Throughout the listing below, show every line in which "username" occurs.

____

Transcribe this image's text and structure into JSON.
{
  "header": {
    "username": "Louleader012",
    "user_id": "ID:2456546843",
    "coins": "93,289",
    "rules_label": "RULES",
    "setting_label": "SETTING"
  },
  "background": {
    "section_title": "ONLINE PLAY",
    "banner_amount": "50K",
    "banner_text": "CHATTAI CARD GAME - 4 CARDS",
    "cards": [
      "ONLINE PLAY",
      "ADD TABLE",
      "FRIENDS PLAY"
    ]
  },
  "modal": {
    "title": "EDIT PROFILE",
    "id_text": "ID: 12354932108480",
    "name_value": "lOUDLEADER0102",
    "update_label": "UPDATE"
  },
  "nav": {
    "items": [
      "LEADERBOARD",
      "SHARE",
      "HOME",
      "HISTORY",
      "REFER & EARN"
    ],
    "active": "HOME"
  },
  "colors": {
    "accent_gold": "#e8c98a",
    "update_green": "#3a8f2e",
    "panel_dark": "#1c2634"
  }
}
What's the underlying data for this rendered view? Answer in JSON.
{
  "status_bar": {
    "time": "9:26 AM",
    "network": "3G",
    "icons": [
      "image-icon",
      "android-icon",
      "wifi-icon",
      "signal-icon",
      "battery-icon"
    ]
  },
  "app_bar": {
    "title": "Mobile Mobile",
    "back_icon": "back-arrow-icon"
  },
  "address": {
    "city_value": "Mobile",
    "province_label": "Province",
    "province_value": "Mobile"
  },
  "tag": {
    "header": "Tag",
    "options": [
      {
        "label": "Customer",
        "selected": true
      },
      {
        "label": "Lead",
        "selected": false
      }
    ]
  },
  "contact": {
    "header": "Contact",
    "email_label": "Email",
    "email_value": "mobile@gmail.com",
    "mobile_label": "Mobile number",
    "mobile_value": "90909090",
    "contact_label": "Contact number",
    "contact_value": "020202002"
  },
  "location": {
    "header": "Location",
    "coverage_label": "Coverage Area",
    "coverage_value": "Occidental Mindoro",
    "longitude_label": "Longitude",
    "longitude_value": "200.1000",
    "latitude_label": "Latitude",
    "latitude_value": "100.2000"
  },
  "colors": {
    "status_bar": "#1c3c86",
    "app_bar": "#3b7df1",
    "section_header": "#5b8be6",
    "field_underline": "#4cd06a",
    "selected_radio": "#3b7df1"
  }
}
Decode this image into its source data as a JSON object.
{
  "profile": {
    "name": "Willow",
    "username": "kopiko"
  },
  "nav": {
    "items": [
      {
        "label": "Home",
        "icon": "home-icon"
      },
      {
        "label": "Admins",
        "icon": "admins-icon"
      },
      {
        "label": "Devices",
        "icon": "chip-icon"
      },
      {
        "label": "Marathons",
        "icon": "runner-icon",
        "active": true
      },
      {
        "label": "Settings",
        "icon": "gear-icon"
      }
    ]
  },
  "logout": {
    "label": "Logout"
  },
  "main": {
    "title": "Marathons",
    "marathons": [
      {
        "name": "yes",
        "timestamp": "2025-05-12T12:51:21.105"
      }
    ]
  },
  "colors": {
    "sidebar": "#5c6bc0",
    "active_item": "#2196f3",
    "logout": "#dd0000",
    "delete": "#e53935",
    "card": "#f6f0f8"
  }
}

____

Exercise response:
    "username": "Louleader012",
    "username": "kopiko"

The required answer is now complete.